Wednesday night, Cruz established his base for his 2020 run, consisting of the Never Trump movement, and even old guard establishment Republicans who feel that Trump’s campaign has corrupted their party and put it on an irreversibly bad path. Cruz’s ultimate message is rooted in the idea that in this election, a true conservative loses no matter if Hillary wins or if Trump wins. 

By speaking to a convention full of Trump supporters, and into a sea of boos, Cruz sent the message to every Never Trump conservative and every establishment Republican who is hesitant to vote for Trump, that he intends to be the party’s conservative standard bearer in 2020 and beyond. While Cruz didn’t actually say it, Cruz echoed the Never Trump mantra. Ultimately, the Republican Party may be better off in the long term if Hillary wins the Presidency. As shocking as that sounds, it’s the message Cruz put out Wednesday night.
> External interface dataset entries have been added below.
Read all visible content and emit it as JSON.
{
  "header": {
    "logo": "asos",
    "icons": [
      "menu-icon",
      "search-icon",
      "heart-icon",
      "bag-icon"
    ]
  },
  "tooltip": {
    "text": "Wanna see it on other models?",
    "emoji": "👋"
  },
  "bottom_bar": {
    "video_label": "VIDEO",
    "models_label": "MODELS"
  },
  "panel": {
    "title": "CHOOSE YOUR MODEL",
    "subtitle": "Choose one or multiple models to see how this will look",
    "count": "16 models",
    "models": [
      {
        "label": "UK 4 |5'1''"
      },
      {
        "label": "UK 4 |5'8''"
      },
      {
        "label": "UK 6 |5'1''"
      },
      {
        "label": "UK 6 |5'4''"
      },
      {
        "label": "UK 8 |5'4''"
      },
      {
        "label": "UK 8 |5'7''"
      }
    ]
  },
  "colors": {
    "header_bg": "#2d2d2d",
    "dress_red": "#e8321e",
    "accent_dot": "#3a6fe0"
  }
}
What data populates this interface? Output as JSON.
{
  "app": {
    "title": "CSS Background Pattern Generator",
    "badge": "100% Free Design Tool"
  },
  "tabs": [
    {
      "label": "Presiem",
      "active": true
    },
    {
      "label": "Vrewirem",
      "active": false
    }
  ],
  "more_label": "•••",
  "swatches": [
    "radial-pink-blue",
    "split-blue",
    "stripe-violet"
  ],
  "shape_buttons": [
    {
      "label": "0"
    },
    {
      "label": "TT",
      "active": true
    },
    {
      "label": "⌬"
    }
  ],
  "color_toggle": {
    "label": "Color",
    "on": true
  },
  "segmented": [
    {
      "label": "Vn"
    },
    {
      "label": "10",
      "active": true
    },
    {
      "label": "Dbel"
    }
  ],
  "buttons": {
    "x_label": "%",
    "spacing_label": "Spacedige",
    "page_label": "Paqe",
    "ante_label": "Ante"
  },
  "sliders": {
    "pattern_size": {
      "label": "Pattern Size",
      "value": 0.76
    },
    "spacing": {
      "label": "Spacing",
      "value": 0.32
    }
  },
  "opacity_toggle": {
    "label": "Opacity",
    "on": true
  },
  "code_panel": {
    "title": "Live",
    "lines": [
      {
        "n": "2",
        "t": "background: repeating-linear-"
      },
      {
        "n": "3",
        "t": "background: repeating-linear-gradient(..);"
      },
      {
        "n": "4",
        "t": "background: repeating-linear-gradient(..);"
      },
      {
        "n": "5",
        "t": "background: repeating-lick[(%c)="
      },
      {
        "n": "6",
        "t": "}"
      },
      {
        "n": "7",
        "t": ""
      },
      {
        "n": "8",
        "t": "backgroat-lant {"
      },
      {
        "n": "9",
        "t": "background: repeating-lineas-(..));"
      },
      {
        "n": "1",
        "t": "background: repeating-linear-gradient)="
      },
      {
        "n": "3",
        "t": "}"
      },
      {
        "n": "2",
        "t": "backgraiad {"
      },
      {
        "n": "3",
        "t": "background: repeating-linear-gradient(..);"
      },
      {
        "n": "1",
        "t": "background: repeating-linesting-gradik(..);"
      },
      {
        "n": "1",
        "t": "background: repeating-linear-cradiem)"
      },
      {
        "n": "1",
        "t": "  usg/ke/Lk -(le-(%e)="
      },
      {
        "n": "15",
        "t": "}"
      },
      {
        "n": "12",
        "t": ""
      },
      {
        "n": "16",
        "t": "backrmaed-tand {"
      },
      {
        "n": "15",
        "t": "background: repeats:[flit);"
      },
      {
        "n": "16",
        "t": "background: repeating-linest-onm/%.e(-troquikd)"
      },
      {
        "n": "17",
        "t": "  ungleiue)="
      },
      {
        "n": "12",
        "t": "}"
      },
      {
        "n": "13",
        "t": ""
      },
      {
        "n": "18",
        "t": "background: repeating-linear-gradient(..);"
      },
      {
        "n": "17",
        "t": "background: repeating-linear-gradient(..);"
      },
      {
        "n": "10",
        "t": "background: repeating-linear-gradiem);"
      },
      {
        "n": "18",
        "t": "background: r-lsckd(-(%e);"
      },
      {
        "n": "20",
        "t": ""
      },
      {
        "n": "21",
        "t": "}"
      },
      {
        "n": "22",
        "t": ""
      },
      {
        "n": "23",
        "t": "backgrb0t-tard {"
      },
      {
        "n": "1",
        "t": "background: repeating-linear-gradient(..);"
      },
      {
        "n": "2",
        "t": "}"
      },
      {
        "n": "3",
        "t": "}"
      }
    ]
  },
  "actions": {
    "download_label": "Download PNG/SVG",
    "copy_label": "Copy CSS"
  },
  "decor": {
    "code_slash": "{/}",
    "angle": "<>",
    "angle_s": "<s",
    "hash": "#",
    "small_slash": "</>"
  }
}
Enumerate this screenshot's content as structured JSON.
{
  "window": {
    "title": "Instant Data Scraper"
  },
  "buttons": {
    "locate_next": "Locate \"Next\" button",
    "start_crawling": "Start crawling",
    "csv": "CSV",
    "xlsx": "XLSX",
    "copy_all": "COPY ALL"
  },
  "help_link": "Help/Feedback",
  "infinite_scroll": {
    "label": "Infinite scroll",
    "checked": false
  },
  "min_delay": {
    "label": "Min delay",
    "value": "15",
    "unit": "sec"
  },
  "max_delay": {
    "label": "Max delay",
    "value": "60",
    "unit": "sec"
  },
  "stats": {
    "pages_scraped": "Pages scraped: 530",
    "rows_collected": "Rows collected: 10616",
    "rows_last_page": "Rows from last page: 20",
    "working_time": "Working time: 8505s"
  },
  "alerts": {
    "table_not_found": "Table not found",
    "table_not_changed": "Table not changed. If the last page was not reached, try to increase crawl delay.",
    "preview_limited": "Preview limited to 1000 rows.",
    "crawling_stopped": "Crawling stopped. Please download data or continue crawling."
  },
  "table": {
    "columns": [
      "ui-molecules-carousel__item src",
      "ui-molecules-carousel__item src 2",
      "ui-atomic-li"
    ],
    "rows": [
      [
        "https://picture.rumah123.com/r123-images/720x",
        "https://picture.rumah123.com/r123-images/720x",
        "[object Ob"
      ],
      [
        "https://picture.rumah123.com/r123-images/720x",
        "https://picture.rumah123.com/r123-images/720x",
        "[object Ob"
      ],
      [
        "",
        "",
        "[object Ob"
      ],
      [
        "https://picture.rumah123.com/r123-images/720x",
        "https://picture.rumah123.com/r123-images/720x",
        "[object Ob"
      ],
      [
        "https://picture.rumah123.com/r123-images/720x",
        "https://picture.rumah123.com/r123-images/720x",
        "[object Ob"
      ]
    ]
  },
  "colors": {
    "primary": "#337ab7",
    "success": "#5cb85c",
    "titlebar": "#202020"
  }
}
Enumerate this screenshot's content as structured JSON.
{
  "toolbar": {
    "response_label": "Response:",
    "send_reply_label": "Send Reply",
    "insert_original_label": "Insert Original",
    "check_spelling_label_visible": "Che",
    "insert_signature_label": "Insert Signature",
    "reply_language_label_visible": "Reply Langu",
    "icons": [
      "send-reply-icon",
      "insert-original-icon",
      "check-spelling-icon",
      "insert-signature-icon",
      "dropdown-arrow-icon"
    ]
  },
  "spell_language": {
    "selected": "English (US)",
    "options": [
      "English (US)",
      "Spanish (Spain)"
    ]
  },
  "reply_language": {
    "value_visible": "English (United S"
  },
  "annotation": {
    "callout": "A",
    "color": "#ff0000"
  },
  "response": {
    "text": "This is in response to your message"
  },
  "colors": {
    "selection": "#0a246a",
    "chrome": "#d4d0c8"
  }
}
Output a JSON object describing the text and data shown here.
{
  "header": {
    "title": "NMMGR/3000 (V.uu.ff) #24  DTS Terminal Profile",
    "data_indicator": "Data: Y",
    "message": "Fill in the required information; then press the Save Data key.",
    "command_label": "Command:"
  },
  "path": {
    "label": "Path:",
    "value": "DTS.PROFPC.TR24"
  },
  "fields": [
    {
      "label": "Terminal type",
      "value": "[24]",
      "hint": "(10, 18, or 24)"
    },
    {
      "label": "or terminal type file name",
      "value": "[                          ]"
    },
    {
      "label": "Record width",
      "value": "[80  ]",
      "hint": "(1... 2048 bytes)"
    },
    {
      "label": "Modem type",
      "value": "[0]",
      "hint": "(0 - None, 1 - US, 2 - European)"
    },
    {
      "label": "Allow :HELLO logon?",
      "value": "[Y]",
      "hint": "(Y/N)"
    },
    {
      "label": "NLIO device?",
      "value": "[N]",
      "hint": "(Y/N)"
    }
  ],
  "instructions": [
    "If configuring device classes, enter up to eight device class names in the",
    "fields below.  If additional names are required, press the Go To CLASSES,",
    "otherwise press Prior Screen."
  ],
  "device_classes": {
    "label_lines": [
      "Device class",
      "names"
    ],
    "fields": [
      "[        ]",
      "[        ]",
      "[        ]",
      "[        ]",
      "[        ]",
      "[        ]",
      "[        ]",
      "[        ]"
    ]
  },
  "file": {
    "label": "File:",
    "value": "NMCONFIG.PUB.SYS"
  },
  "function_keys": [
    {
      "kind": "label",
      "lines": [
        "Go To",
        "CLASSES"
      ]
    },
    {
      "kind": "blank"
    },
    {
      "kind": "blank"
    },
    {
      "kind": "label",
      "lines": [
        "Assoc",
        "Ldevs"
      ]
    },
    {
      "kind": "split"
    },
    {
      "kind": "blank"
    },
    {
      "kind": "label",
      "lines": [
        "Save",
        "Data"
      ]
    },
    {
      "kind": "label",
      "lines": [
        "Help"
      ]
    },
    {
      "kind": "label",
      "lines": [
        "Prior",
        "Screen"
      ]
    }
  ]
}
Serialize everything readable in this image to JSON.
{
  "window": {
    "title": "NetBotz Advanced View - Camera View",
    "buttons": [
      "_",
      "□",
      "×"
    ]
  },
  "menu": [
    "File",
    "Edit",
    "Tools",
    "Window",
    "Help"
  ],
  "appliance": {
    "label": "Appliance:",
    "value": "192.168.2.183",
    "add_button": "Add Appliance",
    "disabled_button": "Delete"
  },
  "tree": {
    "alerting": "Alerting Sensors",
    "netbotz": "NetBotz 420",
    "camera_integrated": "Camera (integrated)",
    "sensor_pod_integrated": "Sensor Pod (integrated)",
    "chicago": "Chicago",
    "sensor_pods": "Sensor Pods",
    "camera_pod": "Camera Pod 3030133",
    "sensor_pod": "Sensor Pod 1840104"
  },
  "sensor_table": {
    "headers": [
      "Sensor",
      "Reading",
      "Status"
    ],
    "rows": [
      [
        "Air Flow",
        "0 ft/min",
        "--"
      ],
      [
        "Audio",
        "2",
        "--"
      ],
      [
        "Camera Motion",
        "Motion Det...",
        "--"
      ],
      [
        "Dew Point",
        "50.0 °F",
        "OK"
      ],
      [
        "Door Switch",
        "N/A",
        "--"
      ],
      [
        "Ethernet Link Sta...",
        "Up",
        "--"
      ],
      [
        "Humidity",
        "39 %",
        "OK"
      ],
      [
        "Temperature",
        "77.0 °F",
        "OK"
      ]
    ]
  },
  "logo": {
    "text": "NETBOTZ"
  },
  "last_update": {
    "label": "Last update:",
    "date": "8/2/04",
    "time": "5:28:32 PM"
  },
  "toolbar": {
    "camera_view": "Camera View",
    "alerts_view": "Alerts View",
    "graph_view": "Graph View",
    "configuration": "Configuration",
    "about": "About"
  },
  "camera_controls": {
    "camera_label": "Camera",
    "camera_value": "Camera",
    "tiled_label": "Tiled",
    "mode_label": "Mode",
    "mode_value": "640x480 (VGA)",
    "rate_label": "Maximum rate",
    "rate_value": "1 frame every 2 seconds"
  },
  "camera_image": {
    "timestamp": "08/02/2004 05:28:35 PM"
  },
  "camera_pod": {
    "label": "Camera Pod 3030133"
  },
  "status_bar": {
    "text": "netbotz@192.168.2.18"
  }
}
Cruz’s power play for the soul of the Republican Party is a huge gamble. There is no guarantee Cruz will gain support from his Tea Party base that seems to have thrown its support behind Trump. Many Tea Partiers and even members of Cruz’s own inner circle are very upset with his snub. Will they be willing to throw their support behind him in the 2020 election? That remains unclear. Not to mention that if Trump wins and has a successful term as President, Cruz will likely be an afterthought in the Republican Party. But Cruz doesn’t care. As we all saw Wednesday night, Cruz will stick to his conservative principles even if it means ruining his political career. 


Justin Sofer studies political science at Emory University in Atlanta.